A faithful copy of the entries is needed, one that leaves out the pictures.

____ Source material

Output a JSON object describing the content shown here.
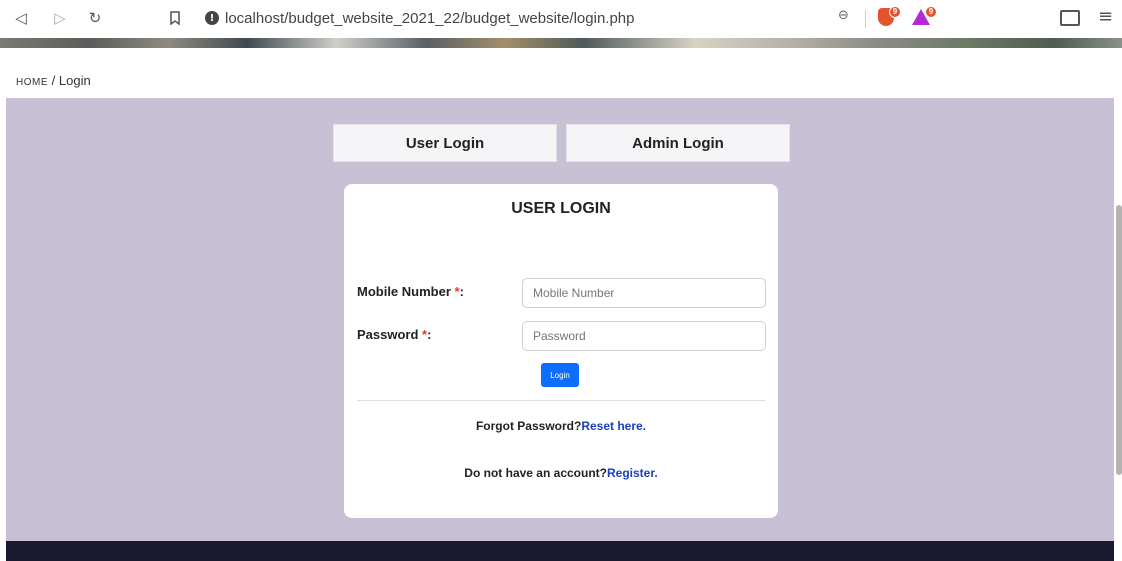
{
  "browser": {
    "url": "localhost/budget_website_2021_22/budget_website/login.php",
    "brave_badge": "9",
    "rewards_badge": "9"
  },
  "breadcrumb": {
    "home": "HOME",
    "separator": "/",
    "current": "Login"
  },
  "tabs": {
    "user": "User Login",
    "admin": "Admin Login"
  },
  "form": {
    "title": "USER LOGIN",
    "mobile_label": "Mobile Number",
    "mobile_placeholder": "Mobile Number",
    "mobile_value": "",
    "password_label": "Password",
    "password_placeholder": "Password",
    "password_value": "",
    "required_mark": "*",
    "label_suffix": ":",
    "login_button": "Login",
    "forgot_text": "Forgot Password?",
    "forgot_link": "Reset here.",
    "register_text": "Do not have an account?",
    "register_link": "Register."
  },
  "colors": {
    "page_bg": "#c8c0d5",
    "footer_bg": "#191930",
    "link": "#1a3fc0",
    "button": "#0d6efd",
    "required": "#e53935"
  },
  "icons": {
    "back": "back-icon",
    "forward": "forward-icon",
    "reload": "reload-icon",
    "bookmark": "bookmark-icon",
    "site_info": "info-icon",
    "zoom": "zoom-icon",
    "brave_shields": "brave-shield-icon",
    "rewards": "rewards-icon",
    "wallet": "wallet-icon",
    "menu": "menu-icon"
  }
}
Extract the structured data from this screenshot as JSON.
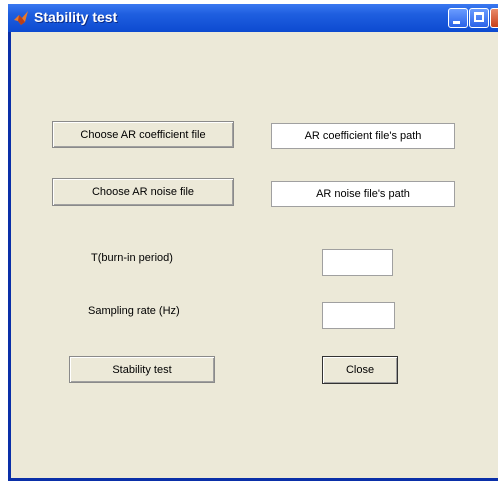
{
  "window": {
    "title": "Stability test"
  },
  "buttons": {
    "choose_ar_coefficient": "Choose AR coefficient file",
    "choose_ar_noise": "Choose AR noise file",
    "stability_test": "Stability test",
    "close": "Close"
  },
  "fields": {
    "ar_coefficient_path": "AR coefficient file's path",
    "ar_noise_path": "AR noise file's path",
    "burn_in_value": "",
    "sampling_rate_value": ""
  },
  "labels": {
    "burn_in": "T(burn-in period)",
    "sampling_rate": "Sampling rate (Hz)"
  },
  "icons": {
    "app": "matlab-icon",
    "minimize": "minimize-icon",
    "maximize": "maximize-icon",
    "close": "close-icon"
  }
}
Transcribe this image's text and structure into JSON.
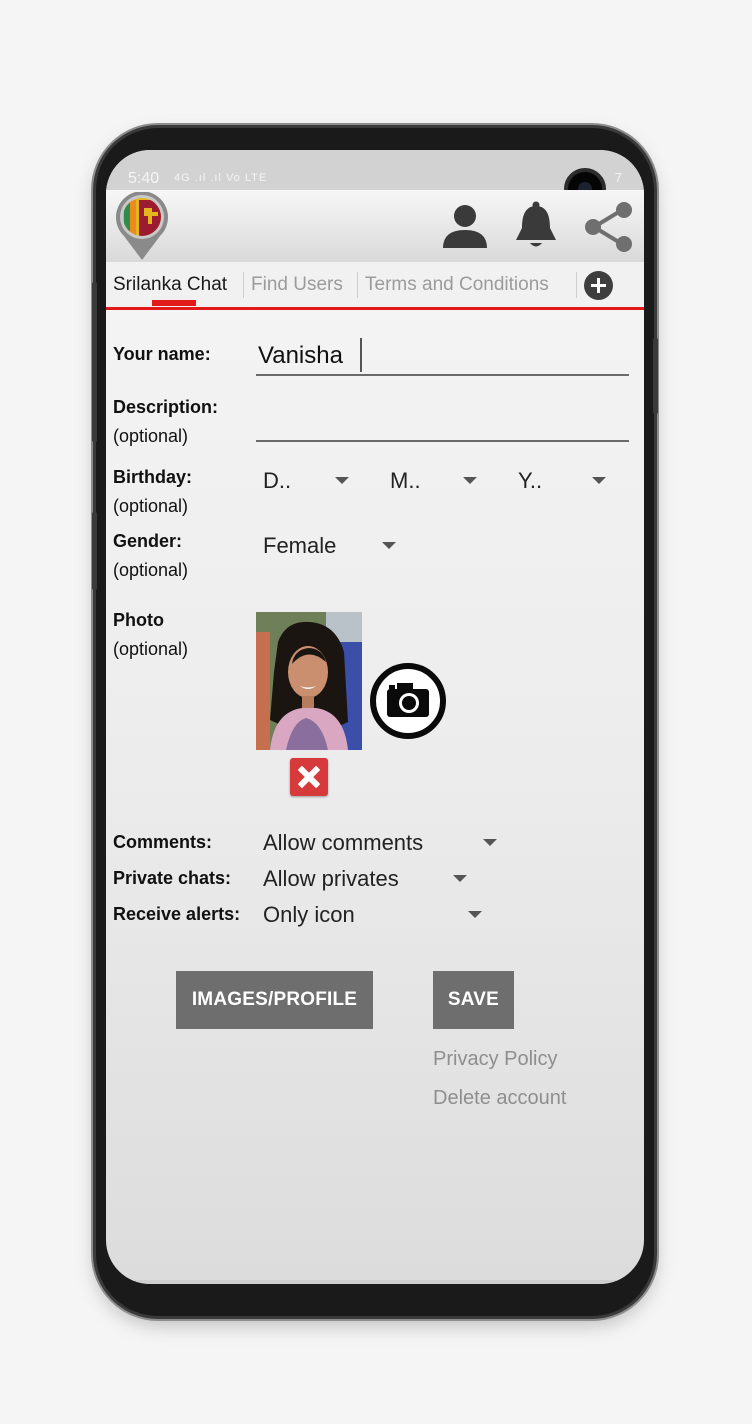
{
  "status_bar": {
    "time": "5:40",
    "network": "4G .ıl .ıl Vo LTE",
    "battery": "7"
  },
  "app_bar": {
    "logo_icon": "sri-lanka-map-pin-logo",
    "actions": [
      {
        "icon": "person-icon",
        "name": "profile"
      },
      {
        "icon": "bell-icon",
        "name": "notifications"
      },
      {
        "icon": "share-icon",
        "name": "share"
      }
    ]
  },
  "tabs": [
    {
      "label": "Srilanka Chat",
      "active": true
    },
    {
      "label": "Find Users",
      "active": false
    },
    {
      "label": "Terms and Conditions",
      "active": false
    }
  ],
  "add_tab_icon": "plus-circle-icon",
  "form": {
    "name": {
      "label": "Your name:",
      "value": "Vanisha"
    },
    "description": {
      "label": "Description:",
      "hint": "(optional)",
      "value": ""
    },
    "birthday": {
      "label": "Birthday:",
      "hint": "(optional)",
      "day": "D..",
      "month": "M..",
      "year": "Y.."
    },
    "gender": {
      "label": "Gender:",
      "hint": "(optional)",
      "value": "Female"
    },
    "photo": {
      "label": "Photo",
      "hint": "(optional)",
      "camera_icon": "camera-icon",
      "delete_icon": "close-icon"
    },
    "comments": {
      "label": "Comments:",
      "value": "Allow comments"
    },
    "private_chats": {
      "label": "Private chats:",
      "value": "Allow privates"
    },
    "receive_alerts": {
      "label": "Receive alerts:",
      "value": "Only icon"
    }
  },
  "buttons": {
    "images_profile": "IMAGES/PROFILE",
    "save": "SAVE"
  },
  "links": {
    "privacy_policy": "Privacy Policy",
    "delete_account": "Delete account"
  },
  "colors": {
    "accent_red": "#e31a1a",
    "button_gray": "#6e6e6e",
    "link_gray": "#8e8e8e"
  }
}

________

Response to the task =
Output a JSON object describing the content shown here.
{
  "browser": {
    "url": "localhost/budget_website_2021_22/budget_website/login.php",
    "brave_badge": "9",
    "rewards_badge": "9"
  },
  "breadcrumb": {
    "home": "HOME",
    "separator": "/",
    "current": "Login"
  },
  "tabs": {
    "user": "User Login",
    "admin": "Admin Login"
  },
  "form": {
    "title": "USER LOGIN",
    "mobile_label": "Mobile Number",
    "mobile_placeholder": "Mobile Number",
    "mobile_value": "",
    "password_label": "Password",
    "password_placeholder": "Password",
    "password_value": "",
    "required_mark": "*",
    "label_suffix": ":",
    "login_button": "Login",
    "forgot_text": "Forgot Password?",
    "forgot_link": "Reset here.",
    "register_text": "Do not have an account?",
    "register_link": "Register."
  },
  "colors": {
    "page_bg": "#c8c0d5",
    "footer_bg": "#191930",
    "link": "#1a3fc0",
    "button": "#0d6efd",
    "required": "#e53935"
  },
  "icons": {
    "back": "back-icon",
    "forward": "forward-icon",
    "reload": "reload-icon",
    "bookmark": "bookmark-icon",
    "site_info": "info-icon",
    "zoom": "zoom-icon",
    "brave_shields": "brave-shield-icon",
    "rewards": "rewards-icon",
    "wallet": "wallet-icon",
    "menu": "menu-icon"
  }
}
Extract the structured data from this screenshot as JSON.
{
  "window": {
    "title": "Stability test"
  },
  "buttons": {
    "choose_ar_coefficient": "Choose AR coefficient file",
    "choose_ar_noise": "Choose AR noise file",
    "stability_test": "Stability test",
    "close": "Close"
  },
  "fields": {
    "ar_coefficient_path": "AR coefficient file's path",
    "ar_noise_path": "AR noise file's path",
    "burn_in_value": "",
    "sampling_rate_value": ""
  },
  "labels": {
    "burn_in": "T(burn-in period)",
    "sampling_rate": "Sampling rate (Hz)"
  },
  "icons": {
    "app": "matlab-icon",
    "minimize": "minimize-icon",
    "maximize": "maximize-icon",
    "close": "close-icon"
  }
}
Transcribe this image's text and structure into JSON.
{
  "status_bar": {
    "time": "5:40",
    "network": "4G .ıl .ıl Vo LTE",
    "battery": "7"
  },
  "app_bar": {
    "logo_icon": "sri-lanka-map-pin-logo",
    "actions": [
      {
        "icon": "person-icon",
        "name": "profile"
      },
      {
        "icon": "bell-icon",
        "name": "notifications"
      },
      {
        "icon": "share-icon",
        "name": "share"
      }
    ]
  },
  "tabs": [
    {
      "label": "Srilanka Chat",
      "active": true
    },
    {
      "label": "Find Users",
      "active": false
    },
    {
      "label": "Terms and Conditions",
      "active": false
    }
  ],
  "add_tab_icon": "plus-circle-icon",
  "form": {
    "name": {
      "label": "Your name:",
      "value": "Vanisha"
    },
    "description": {
      "label": "Description:",
      "hint": "(optional)",
      "value": ""
    },
    "birthday": {
      "label": "Birthday:",
      "hint": "(optional)",
      "day": "D..",
      "month": "M..",
      "year": "Y.."
    },
    "gender": {
      "label": "Gender:",
      "hint": "(optional)",
      "value": "Female"
    },
    "photo": {
      "label": "Photo",
      "hint": "(optional)",
      "camera_icon": "camera-icon",
      "delete_icon": "close-icon"
    },
    "comments": {
      "label": "Comments:",
      "value": "Allow comments"
    },
    "private_chats": {
      "label": "Private chats:",
      "value": "Allow privates"
    },
    "receive_alerts": {
      "label": "Receive alerts:",
      "value": "Only icon"
    }
  },
  "buttons": {
    "images_profile": "IMAGES/PROFILE",
    "save": "SAVE"
  },
  "links": {
    "privacy_policy": "Privacy Policy",
    "delete_account": "Delete account"
  },
  "colors": {
    "accent_red": "#e31a1a",
    "button_gray": "#6e6e6e",
    "link_gray": "#8e8e8e"
  }
}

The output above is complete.